For nine weeks each summer, the Chautauqua Institution, a 750-acre community on Chautauqua Lake in southwestern New York, is brimming with speakers and programs examining significant religious, social and political issues.

The not-for-profit institution showcases performing and visual arts and promotes lifelong learning. It also offers lectures and religious services. An estimated 7,500 people are in residence on any day during the nine-week summer season, and more than 100,000 attend scheduled public events. One can think of Chautauqua Institution as a destination for those in search of respite, community and personal growth.

Founded as Chautauqua Lake Sunday School Assembly, the community was originally an educational experiment in vacation learning for Sunday school teachers. Fifteen denominations are represented at the institution—12 of which have houses on the grounds, including the Lutheran House.

“Chautauqua is such a difficult place and experience to describe,” said Lee Ann Pomrenke, an ELCA pastor who served as a Lutheran House chaplain this past summer. “The word ‘institution’ makes you think of perhaps a university building, but it is an entire community—like a village—that comes alive for the … season. It is like camp for everyone in the family, with very specifically appropriate programming available for absolutely everyone, practically every hour of the day.”

“It’s remarkable to have such access.”

Or, as Denise Sager, an ELCA pastor who serves as a co-host of the Lutheran House, said, “It’s like a buffet where you can taste all different kinds of learning and arts [and] then go back for more of what you really appreciate.”

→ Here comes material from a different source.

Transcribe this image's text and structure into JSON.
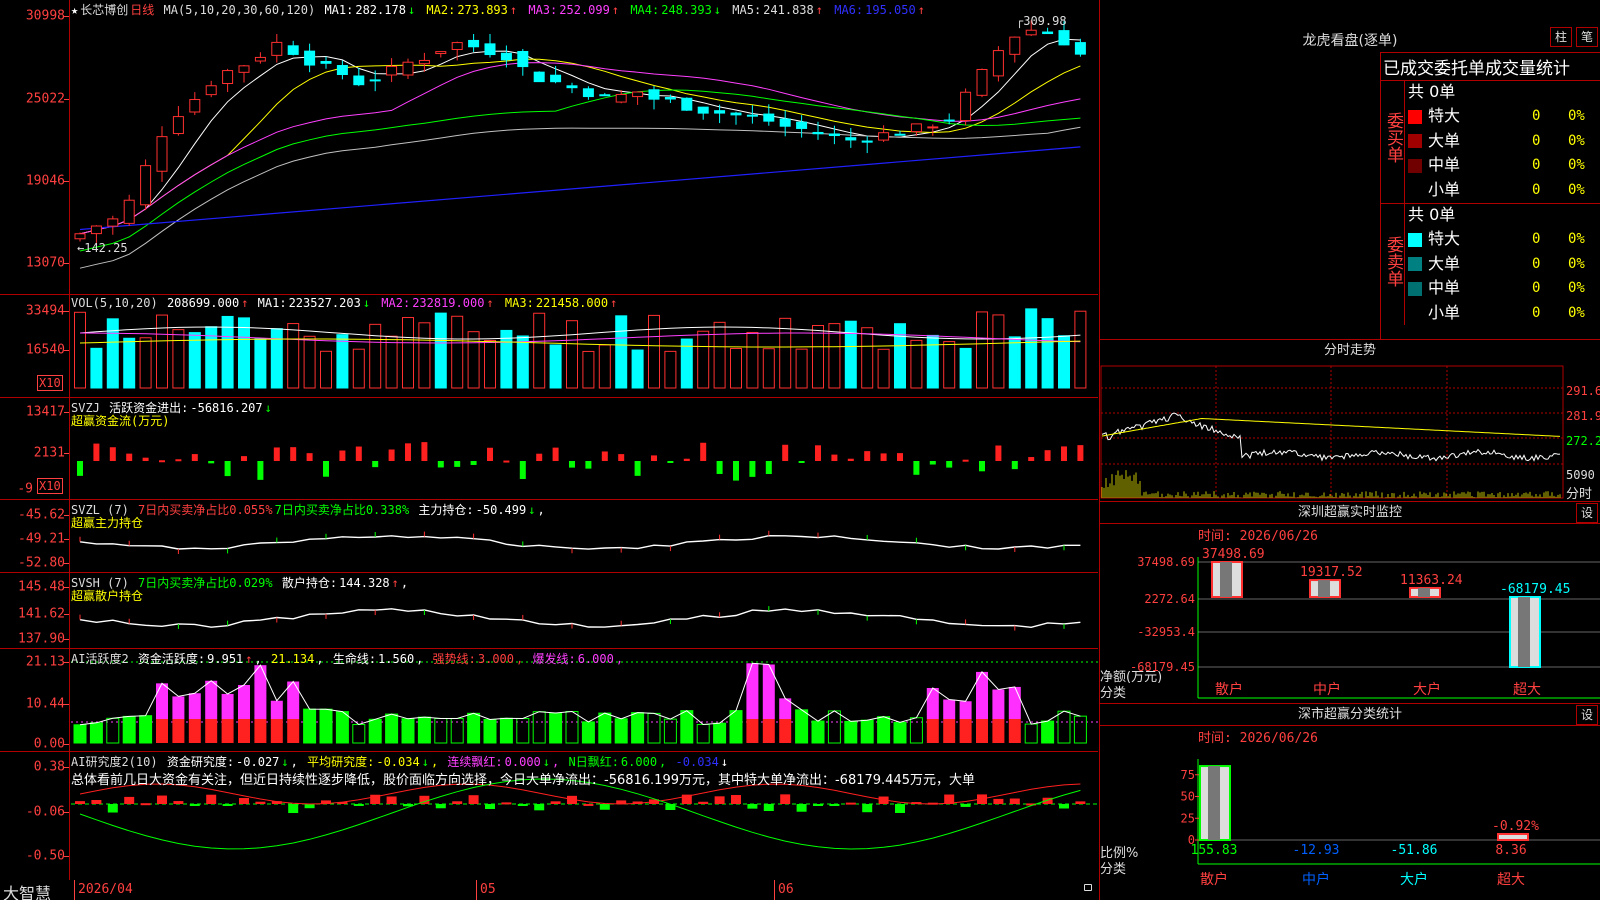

In the most common Chautauqua experience, guests come for a week at a time. A daily gate pass covers most programming, such as attending an opera, watching a film in the cinema or attending performances in the open-air amphitheater, anything from the Peking Acrobats to Sheryl Crow. For a fee people can take additional classes from dance, music and theater schools on campus.

“It’s remarkable to have such access,” Pomrenke said.

Each week of the season has a theme. Daily worship for all at Chautauqua is led by world-renowned preachers such as Richard Rohr and Otis Moss III. There are multiple lectures a day from internationally known speakers and acclaimed organizations, including National Geographic and the Smithsonian.

The Lutheran community

“Chautauqua is a remarkable place, but the Lutheran House makes it financially accessible to more people,” Pomrenke said.

The Lutheran House—a three-story brick building with large front porches on the first and second floors—is inclusive of all Lutheran identities, Pomrenke said. Typically 18 to 24 people reside at the house at any given time during the season.

Though there are private cottages, rentals and inns on the Chautauqua grounds, the Lutheran House is the least expensive property with air conditioning (2022 rates ranged from $360 to $500 a week). There are shared bathrooms and a large communal kitchen; every guest room includes a small refrigerator.

Pomrenke said a stay at the house isn’t only about good stewardship of resources but also about fostering community, with multiple spaces for conversation. “They welcome children, and I will say from personal experience that it is an ideal place to stay for intergenerational interaction,” she said. “My parents also stayed here the week we were at the Lutheran House, and my kids—ages 11 and 7—did puzzles and played cards and chatted with everyone present, like it was the best kind of church community where they were everyone’s children.”

Sheila Ellis, who recently stayed at the Lutheran House for the first time, said it was “just the quintessential Chautauqua experience. If I go to a museum by myself, I just have my experience. But if we go together, I get our experience. Staying in community is like that.”

One way Lutheran pastors can be part of that community is by applying to be a chaplain for a week. They must be recommended by someone known to the house, either a former guest or a board member of the Lutheran Chautauqua Association, which owns the home.

“No one is going to be lonely at the Lutheran House.”

Chaplains lead Sunday-morning worship and Thursday vespers at the house and serve as a pastoral presence throughout the week, living in community, interacting with all residents and participating in programming.

Guests can apply to stay at the house for a week at a time, said Doug Kirsop, a co-host of the house. From Jan. 1 to Feb. 15 only Lutherans can apply for the upcoming summer season. After that, applications are open to anyone.

Two scholarships are available each year, which cover the cost of the stay at the Lutheran House and the gate passes. One is for first-timers to Chautauqua and the other is for people of color or whose primary language is other than English.

If you’ve never heard of the Lutheran House, Kirsop said, that is “all too normal.”

“A Lutheran presence was established at Chautauqua in 1890, soon after Chautauqua was founded,” he said. “The current Lutheran House was built in 1925. Over the years, we have largely relied on word of mouth as our marketing. That means most Lutherans don’t know about Chautauqua and the Lutheran House.”

One could stay at a private rental at Chautauqua, but as Pomrenke pointed out, doing so might mean missing out on some opportunities for community building that the Lutheran house fosters.

“No one is going to be lonely at the Lutheran House,” she said.

Cindy Uken
Cindy Uken is a veteran, award-winning reporter based in Palm Springs, Calif. She has worked at USA Today, as well as newspapers in South Dakota, Minnesota, Montana and California.

Read more about: